“I awoke days later. She was sobbing in a corner. Long story short, I left for the American colonies soon after that—and I’ve been here ever since.
“I’ve met other vamps. Not too many. Mary’s met Vladimir, Dmitri’s dad, who lives in Germany; Jeanette in France; and one called Gramps, who resides in Greece. I know Dmitri, the ones in Canada, Jose and Diego from Mexico, and the triplets from New York, Nancy, Natalie, and Natasha. Those three are vicious.
“There are almost a thousand, so obviously I have a lot more to meet. But we all still keep in touch.”
“What,” Adam cuts in, “you guys have your own social networking site? Vampbook?”
“Oh-ho, you’re funny. No. We have a chat room—Western Vampires. It’s for the Americas. For the ones living in remote places, we talk by letter. Usually shipped by bats. Mary emails me the details of those four in Europe. We have yet to discover any in Asia. Oh, and Africa. Don’t even get me started. But hey. We have all eternity to find them.”
“By bats?” he yells. “That is so freaking cool! Are they your minions?”
“How should I know? They just respect us.” I laugh. “You don’t know how relieved I am that you like all this.”
As Adam opens his mouth to reply, my phone rings. I pick up. “Yellow?”
“Clarissa! Get here now, it’s an emergency!”
“Wha?” It’s Dmitri. Never in my entire life has he sounded so terrified. And when you hear a terrified vampire, it tends to terrify you.
“What’s up?” I ask, my hand starting to quiver, causing my cell to vibrate against my head.
“Cr*p, girl, cr*p. A death toll when up on W.V.”
“Death toll?” I echo. Vampires are immortal. We don’t die. “Stop scaring me, Dem. What do you mean?”
“I mean vamps are dying and Jose and Diego are here. They ran all the way from good ole Mexico to warn us. Please come.”
A memory flashed in front of my eyes. I was crouching, shrinking into a towering oak, defenseless as a child. I was a baby vampire, new to America and new to my body. Roaring-Cougar stood before me, snarling. “Why would you, a scrawny little vamp, dare to trespass here?” He raised a razor-sharp claw as I whimpered, “Och,” squeezing my eyes closed and anticipating sure death.

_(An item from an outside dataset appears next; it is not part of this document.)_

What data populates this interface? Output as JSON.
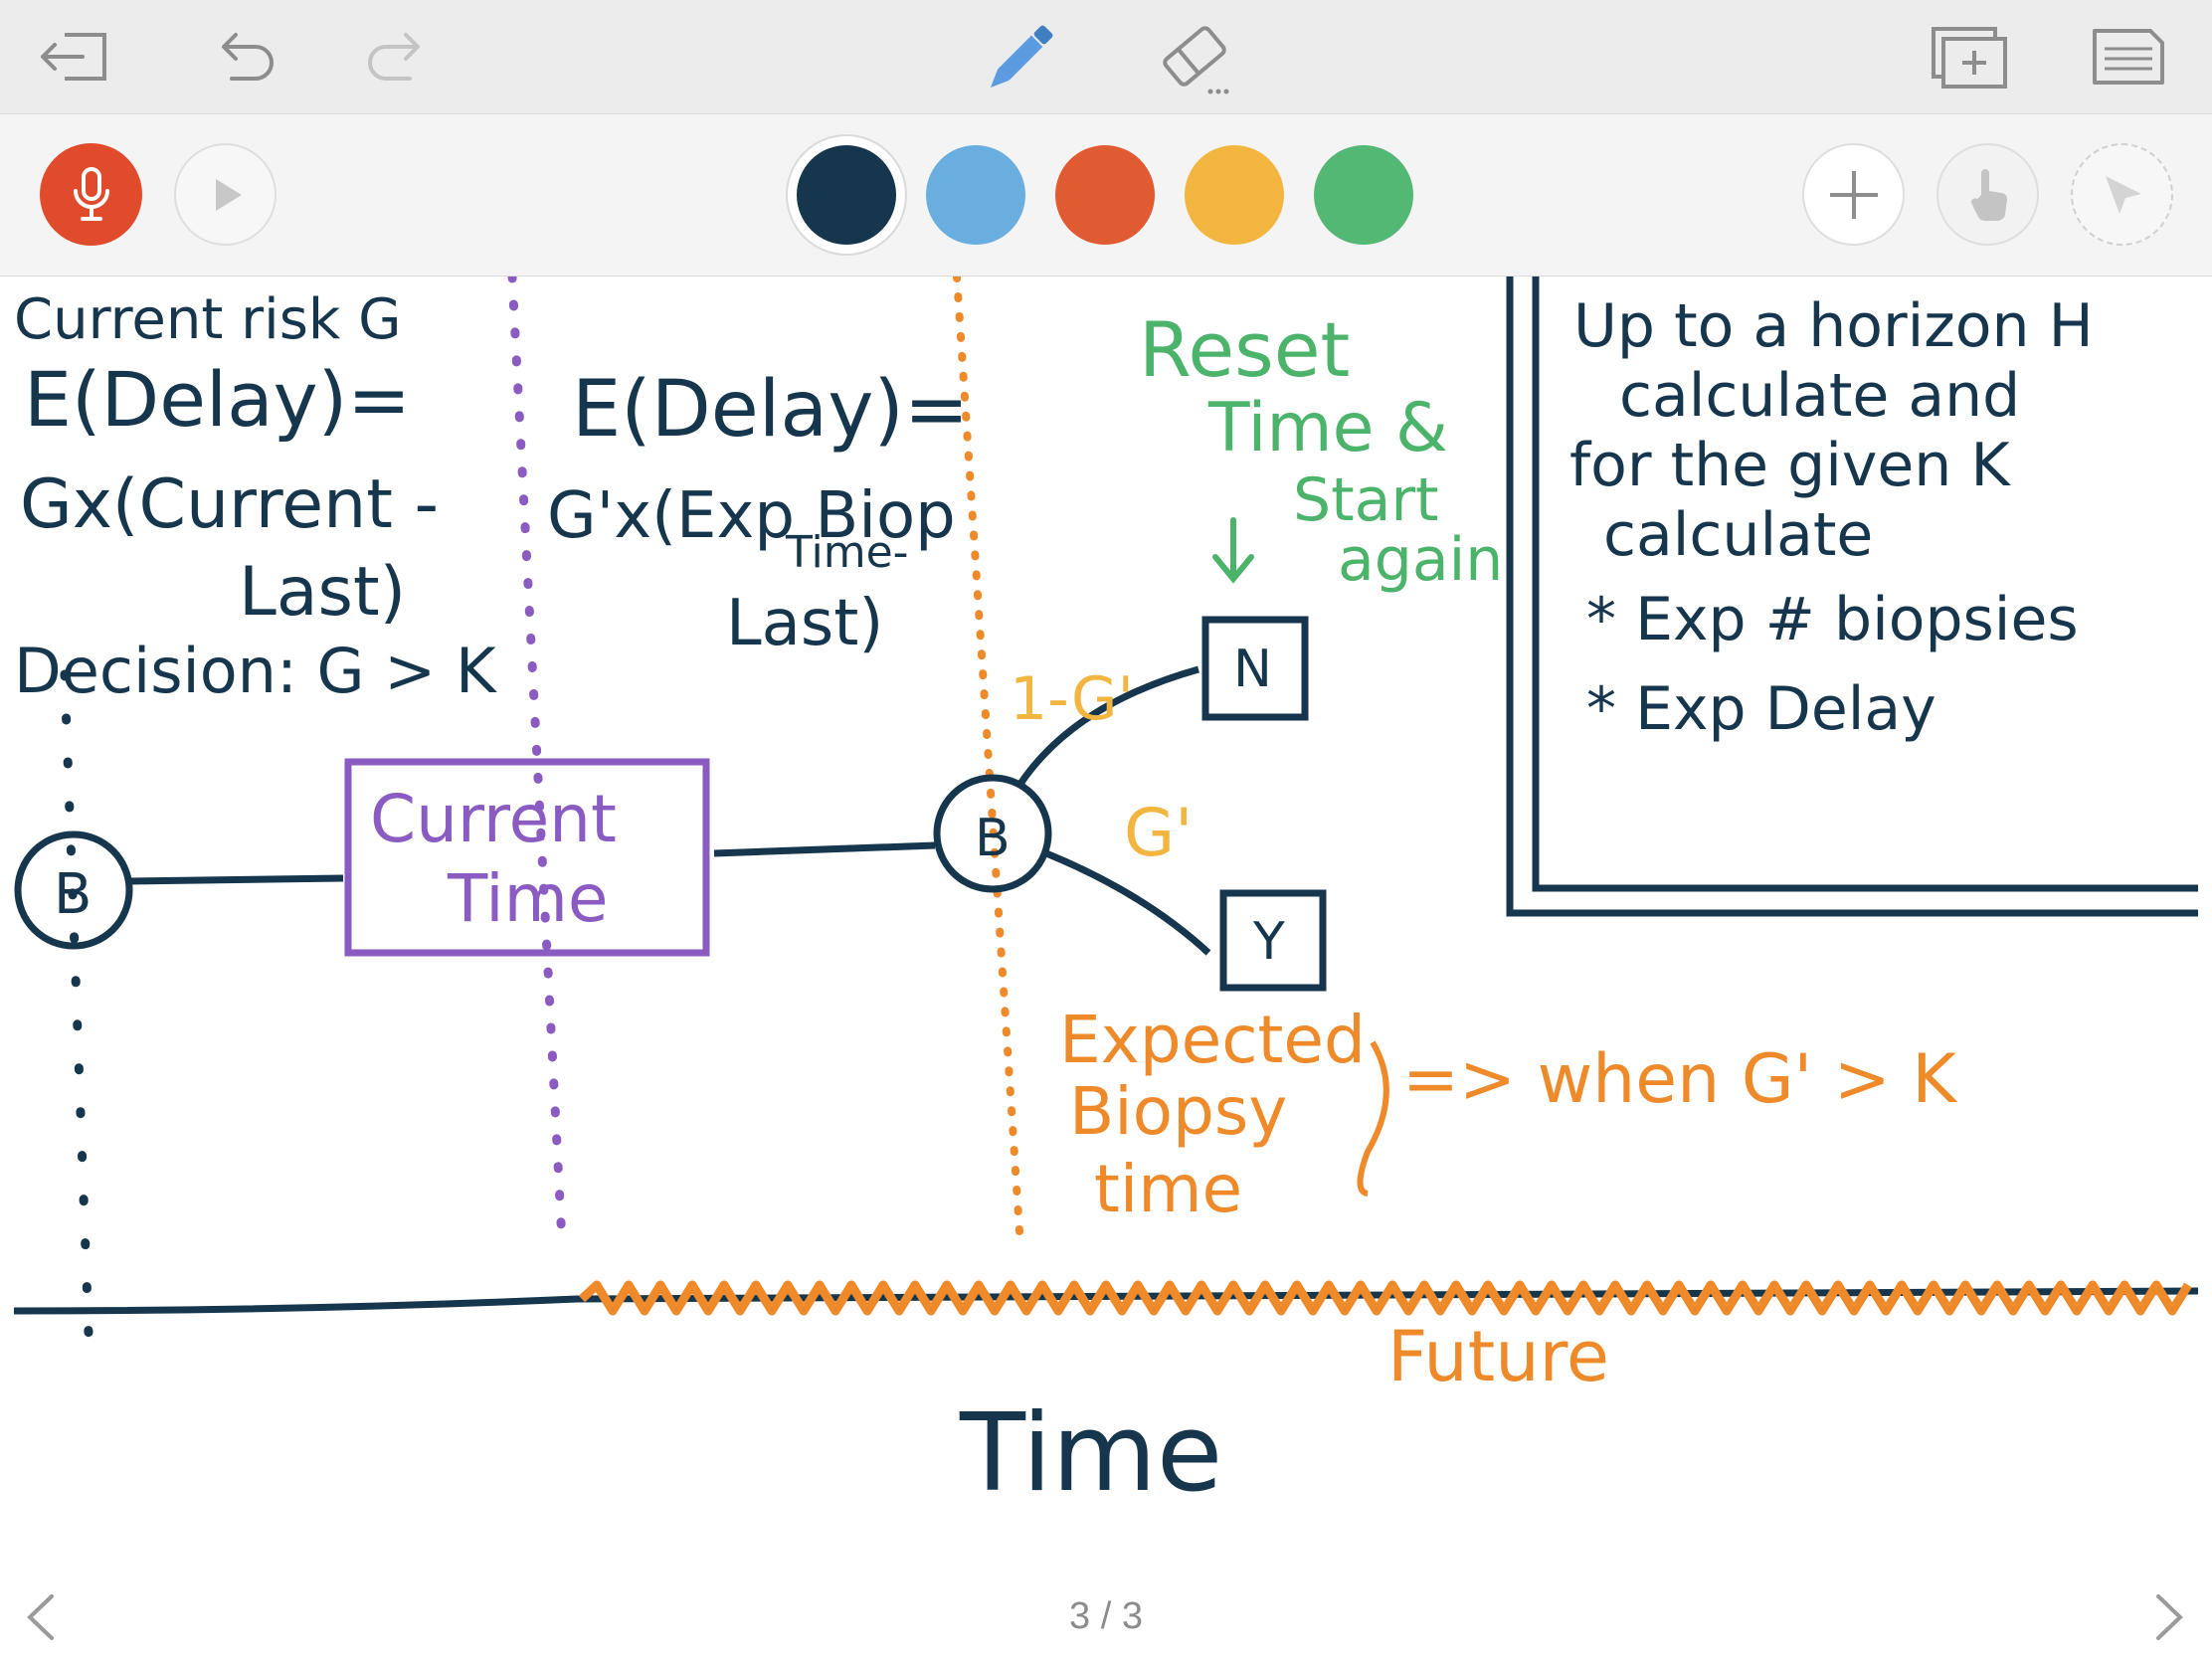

I heard a struggle and then silence. When I opened my eyes, blood stained the moonlit forest. “Are you alright?” a German voice said gently. A rough voice, but nevertheless brotherly and comforting. Another vampire stood before me, even bigger than the monstrous American Indian one, who was currently splattered all over the foliage. This was how I met Dmitri.
How could this tough vamp be in near-tears with me over the phone?
“I’m on my way.” I hang up and chuck my Droid in the backseat. “Looks like we’re taking the scenic route,” I hiss.
“What’s wrong?” Adam asked. I can smell his fear, sickly and ambrosial, hanging in the compacted air of the car.
“I don’t know. But if vampires are dying, it’s bad.”